Dutch city redraws its layout to combat global warming

Climate Change, Netherlands -

Dutch city redraws its layout to combat global warming

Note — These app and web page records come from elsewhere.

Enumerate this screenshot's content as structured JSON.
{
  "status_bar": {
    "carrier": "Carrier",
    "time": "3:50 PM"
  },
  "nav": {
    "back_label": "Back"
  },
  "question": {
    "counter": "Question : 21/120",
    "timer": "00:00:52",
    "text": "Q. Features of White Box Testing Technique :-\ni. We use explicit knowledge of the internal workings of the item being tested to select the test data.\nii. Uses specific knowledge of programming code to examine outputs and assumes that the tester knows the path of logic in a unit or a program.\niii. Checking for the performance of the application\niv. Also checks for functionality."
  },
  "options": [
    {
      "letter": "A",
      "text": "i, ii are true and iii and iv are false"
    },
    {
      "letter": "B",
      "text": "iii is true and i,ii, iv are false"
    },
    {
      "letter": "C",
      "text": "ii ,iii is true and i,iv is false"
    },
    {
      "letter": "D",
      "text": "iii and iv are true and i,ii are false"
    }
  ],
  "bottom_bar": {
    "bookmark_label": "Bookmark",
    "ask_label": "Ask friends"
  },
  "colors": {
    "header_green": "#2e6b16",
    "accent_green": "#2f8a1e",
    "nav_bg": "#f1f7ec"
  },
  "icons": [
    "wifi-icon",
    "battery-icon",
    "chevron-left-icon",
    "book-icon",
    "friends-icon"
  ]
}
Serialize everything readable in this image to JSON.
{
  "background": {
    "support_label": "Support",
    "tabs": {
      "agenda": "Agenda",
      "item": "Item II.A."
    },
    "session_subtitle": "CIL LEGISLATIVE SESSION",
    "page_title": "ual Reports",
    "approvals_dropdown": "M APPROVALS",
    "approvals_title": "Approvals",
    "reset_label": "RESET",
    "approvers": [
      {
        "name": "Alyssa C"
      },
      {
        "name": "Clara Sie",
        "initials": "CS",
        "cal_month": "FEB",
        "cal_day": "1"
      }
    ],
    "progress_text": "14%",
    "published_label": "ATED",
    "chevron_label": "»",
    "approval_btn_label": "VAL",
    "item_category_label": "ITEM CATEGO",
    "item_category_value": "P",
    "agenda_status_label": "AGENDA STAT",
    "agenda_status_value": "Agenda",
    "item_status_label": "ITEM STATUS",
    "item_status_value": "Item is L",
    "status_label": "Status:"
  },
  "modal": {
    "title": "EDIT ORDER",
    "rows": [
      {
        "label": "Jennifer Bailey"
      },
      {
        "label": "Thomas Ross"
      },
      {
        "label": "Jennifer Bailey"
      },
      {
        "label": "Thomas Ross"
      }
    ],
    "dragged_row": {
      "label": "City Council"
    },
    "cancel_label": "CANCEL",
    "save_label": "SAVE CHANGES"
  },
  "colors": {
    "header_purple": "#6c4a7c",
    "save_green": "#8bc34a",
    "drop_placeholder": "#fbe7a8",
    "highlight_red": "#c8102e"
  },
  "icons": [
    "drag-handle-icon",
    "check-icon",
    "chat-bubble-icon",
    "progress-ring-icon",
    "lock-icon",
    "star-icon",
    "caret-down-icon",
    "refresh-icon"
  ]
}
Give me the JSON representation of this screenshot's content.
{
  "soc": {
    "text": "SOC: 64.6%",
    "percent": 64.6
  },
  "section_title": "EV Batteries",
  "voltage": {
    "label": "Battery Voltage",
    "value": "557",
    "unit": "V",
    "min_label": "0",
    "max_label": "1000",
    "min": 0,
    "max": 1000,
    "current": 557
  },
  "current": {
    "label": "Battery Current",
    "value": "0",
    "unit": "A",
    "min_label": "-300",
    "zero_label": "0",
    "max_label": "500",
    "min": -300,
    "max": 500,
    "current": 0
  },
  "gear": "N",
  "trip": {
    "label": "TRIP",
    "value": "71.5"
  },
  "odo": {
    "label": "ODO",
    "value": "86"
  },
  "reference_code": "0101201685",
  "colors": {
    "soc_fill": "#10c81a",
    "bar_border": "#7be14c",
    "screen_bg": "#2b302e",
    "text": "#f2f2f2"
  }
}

The Dutch city of Arnhem has a plan to combat the effects of climate change aiming to reduce asphalt by 10% in the city and add green spaces.
2020 is marked as Europe's hottest year on record and a Copernicus report said that the continent was heating up faster than the global average. Arnhem sits 43 feet above sea level and has suffered serious flooding in recent years, while droughts have dried up its parks.
The city's plan will change its layout and focuses on protecting itself from the extremes of climate change, such as flooding and heatwaves. The city also said that €450,000 would be available in subsidies to residents or entrepreneurs who have an idea to make the city more resistant to heat, extreme flooding or drought over the next three years.
Arnhem has also drafted a Climate Adaptation Strategy which plans to replace 10% of the city’s asphalt with grass and other greenery within 10 years. The new greenry will help dissipate heat and improve the absorption of rainfall. The city aims to absorb 90% of rainwater into the soil and prevent it from reaching sewers.
Trees will be planted along roads to provide cover from the sun and sheltered “cooling down” areas, centered around ponds, will be constructed near public spaces. The city is also working to reduce greenhouse gas emissions, to limit the effects of climate change that are already happening. For example, a recent renovation has transformed social housing from the 1950s into zero-energy buildings that run on solar energy and heat pumps instead of fossil fuels.
The city encourages residents to join it in creating more green spaces, the city alderman Cathelijne Bouwkamp says: "Most of the city’s territory is not a public space, but private property. So, to motivate people to join us, we will subsidize neighborhood initiatives. This also has a social effect: more social cohesion and counteract loneliness."
“We must adapt to the climate change that is taking place now,”